● Work instruction
Copy every entry below exactly, and keep out the pictures.

[Stored items]
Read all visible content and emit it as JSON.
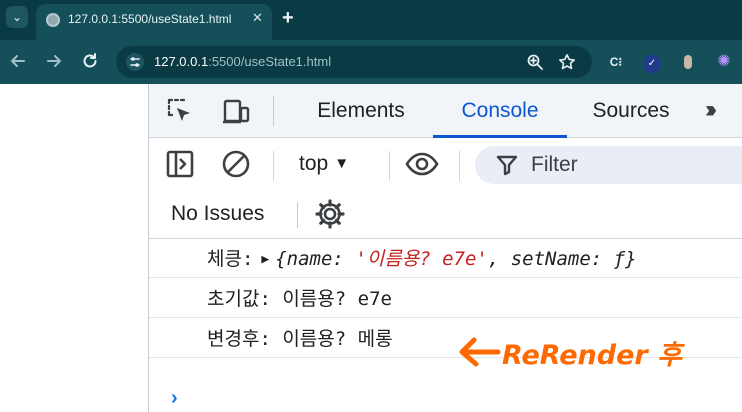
{
  "browser": {
    "tab_title": "127.0.0.1:5500/useState1.html",
    "tab_close_glyph": "✕",
    "new_tab_glyph": "+",
    "tab_menu_glyph": "⌄",
    "url_host": "127.0.0.1",
    "url_rest": ":5500/useState1.html",
    "icons": {
      "back": "arrow-left-icon",
      "forward": "arrow-right-icon",
      "reload": "reload-icon",
      "zoom": "zoom-icon",
      "bookmark": "star-icon"
    },
    "colors": {
      "frame": "#0a3b44",
      "toolbar": "#15505a"
    }
  },
  "devtools": {
    "tabs": [
      "Elements",
      "Console",
      "Sources"
    ],
    "active_tab": "Console",
    "context": "top",
    "filter_placeholder": "Filter",
    "issues": "No Issues",
    "accent": "#0b57d0"
  },
  "console": {
    "logs": [
      {
        "label": "체킁:",
        "object_open": "{name: ",
        "object_name_value": "'이름용? e7e'",
        "object_rest": ", setName: ƒ}"
      },
      {
        "text": "초기값: 이름용? e7e"
      },
      {
        "text": "변경후: 이름용? 메롱"
      }
    ]
  },
  "annotation": {
    "text": "ReRender 후",
    "color": "#ff6a00"
  }
}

● Result for this exercise
Read all visible content and emit it as JSON.
{
  "browser": {
    "tab_title": "127.0.0.1:5500/useState1.html",
    "tab_close_glyph": "✕",
    "new_tab_glyph": "+",
    "tab_menu_glyph": "⌄",
    "url_host": "127.0.0.1",
    "url_rest": ":5500/useState1.html",
    "icons": {
      "back": "arrow-left-icon",
      "forward": "arrow-right-icon",
      "reload": "reload-icon",
      "zoom": "zoom-icon",
      "bookmark": "star-icon"
    },
    "colors": {
      "frame": "#0a3b44",
      "toolbar": "#15505a"
    }
  },
  "devtools": {
    "tabs": [
      "Elements",
      "Console",
      "Sources"
    ],
    "active_tab": "Console",
    "context": "top",
    "filter_placeholder": "Filter",
    "issues": "No Issues",
    "accent": "#0b57d0"
  },
  "console": {
    "logs": [
      {
        "label": "체킁:",
        "object_open": "{name: ",
        "object_name_value": "'이름용? e7e'",
        "object_rest": ", setName: ƒ}"
      },
      {
        "text": "초기값: 이름용? e7e"
      },
      {
        "text": "변경후: 이름용? 메롱"
      }
    ]
  },
  "annotation": {
    "text": "ReRender 후",
    "color": "#ff6a00"
  }
}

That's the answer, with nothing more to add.